Exercise instructions: Show all lines from the material that carry the word "before".

Data for processing:
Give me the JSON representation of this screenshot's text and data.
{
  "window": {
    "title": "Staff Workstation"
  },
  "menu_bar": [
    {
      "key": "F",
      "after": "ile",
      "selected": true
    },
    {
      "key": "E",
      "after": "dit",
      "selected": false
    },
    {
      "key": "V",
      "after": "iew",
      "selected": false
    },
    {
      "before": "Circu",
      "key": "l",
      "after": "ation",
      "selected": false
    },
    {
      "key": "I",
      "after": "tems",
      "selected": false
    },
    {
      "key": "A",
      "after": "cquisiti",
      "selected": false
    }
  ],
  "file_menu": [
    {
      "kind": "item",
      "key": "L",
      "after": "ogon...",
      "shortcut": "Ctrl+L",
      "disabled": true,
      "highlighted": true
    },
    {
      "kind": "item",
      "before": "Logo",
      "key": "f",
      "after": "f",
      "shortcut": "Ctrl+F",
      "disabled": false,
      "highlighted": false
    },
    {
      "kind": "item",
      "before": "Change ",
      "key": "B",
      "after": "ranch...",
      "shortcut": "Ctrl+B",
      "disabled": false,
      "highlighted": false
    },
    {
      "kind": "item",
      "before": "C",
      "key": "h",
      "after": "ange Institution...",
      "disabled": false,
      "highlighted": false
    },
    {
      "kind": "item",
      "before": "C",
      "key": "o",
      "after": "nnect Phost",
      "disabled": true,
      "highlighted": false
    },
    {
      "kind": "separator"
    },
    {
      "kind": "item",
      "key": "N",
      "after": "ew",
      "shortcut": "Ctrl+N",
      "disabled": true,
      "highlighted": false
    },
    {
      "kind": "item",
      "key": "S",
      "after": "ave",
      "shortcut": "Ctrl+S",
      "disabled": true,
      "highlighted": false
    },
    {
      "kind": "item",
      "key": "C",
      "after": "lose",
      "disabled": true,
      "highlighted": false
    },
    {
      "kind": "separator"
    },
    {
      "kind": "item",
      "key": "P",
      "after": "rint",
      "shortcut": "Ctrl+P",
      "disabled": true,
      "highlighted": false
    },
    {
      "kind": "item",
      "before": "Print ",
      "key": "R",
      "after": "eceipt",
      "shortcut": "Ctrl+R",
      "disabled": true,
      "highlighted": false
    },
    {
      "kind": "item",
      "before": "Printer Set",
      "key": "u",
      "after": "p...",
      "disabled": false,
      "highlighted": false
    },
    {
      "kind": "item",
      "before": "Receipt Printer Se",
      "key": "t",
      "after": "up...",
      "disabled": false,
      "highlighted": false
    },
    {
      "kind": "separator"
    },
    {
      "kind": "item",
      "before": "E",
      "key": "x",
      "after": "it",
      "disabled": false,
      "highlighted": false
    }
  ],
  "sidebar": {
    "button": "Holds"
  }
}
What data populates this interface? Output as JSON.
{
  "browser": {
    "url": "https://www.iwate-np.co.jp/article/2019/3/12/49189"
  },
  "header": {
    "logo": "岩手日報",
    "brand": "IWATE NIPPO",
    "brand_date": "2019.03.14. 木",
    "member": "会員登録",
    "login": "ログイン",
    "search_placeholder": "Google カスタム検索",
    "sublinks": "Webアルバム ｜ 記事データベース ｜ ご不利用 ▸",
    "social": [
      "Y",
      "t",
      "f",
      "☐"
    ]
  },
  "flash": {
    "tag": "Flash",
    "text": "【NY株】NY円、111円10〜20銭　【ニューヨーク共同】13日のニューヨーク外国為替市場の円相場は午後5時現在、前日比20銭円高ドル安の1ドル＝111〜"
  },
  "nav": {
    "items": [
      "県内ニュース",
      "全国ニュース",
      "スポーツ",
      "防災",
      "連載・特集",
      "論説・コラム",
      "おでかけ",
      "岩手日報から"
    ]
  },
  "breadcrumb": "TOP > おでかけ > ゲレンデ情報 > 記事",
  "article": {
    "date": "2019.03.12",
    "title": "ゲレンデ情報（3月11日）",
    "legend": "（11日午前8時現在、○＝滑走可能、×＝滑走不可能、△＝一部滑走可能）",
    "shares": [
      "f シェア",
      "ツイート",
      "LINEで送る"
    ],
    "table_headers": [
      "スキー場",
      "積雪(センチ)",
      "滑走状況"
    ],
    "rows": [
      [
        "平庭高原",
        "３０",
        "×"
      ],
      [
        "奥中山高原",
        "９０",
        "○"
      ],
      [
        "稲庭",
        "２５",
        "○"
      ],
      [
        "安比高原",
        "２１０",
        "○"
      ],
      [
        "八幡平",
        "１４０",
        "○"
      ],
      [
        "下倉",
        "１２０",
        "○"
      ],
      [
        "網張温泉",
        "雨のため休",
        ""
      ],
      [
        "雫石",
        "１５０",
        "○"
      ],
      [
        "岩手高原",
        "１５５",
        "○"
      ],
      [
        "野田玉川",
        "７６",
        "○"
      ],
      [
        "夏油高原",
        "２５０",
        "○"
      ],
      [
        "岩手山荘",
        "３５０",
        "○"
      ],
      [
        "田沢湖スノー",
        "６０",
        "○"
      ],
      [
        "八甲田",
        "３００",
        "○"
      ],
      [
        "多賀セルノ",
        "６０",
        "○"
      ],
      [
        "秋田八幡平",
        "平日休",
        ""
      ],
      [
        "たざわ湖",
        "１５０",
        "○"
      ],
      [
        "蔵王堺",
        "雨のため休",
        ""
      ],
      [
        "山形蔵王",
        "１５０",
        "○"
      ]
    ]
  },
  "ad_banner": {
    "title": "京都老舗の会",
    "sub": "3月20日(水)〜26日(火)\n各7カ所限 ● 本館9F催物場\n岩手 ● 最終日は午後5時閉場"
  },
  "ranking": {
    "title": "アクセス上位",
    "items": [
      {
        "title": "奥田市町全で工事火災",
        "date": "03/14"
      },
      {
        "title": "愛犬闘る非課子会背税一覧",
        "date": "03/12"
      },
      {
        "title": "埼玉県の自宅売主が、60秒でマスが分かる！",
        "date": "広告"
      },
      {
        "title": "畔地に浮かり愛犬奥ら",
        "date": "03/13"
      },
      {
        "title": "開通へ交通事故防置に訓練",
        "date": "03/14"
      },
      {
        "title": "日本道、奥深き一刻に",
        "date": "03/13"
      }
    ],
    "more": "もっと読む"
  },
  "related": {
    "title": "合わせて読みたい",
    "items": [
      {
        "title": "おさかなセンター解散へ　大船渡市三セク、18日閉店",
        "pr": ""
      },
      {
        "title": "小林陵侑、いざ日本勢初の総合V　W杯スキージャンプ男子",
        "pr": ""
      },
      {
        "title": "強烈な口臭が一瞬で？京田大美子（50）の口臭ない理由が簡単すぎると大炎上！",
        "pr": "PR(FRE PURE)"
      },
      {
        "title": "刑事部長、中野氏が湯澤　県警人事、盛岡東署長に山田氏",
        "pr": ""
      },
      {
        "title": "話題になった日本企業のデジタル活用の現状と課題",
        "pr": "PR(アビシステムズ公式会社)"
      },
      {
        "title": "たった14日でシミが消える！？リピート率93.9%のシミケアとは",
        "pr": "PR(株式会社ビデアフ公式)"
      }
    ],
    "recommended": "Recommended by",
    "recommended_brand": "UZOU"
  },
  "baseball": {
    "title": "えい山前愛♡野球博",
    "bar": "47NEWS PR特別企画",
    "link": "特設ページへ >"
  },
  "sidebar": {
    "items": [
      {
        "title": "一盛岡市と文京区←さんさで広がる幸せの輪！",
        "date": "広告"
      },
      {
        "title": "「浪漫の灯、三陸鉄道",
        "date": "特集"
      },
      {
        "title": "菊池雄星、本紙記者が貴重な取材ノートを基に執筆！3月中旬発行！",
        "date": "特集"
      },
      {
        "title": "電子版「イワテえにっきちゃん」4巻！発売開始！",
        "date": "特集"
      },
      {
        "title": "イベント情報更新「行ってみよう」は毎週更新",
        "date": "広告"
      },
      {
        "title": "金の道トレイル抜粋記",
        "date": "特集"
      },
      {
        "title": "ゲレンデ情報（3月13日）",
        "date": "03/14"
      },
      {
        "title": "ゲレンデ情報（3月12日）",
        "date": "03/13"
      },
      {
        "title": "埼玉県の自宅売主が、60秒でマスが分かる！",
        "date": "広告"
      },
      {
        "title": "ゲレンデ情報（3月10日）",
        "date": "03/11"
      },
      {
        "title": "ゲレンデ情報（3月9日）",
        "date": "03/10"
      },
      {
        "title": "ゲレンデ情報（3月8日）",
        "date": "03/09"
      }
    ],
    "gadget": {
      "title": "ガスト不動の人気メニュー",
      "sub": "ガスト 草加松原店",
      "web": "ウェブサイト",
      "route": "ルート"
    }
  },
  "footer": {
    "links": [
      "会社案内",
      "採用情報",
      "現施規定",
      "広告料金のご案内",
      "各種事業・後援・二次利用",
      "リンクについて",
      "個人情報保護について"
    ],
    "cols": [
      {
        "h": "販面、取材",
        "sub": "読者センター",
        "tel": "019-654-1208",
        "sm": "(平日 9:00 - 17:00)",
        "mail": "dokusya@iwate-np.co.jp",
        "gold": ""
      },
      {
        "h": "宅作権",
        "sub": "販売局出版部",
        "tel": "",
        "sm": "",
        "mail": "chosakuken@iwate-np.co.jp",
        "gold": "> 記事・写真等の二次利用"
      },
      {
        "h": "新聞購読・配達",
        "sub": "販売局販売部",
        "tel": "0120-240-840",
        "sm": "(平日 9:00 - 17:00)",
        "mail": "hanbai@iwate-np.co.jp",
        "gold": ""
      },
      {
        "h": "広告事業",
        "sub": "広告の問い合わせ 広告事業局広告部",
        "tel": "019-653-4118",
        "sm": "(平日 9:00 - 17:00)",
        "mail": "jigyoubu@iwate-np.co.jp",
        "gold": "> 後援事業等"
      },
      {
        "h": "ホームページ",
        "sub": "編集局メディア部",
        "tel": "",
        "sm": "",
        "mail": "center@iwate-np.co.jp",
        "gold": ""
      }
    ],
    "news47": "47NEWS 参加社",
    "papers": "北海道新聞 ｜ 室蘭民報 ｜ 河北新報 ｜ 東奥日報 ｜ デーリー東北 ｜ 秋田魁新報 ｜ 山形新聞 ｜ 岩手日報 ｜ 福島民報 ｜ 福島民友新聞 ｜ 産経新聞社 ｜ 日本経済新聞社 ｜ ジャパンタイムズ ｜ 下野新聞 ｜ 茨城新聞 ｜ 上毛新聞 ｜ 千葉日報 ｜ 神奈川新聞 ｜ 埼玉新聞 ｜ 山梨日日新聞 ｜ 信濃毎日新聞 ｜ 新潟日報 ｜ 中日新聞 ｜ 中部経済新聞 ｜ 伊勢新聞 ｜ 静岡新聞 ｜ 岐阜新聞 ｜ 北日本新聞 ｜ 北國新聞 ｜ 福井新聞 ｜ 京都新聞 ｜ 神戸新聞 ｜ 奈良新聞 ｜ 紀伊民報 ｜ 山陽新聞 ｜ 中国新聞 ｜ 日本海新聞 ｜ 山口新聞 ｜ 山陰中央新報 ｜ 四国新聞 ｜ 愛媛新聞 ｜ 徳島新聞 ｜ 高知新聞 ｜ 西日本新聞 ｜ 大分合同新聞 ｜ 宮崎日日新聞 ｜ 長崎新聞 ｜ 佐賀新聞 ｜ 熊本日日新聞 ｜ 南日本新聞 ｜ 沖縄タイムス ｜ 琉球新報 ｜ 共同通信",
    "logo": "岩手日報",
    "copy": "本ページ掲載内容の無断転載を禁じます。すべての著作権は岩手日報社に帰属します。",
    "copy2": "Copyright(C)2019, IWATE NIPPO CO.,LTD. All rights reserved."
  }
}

Solved exercise:
      "before": "Circu",
      "before": "Logo",
      "before": "Change ",
      "before": "C",
      "before": "C",
      "before": "Print ",
      "before": "Printer Set",
      "before": "Receipt Printer Se",
      "before": "E",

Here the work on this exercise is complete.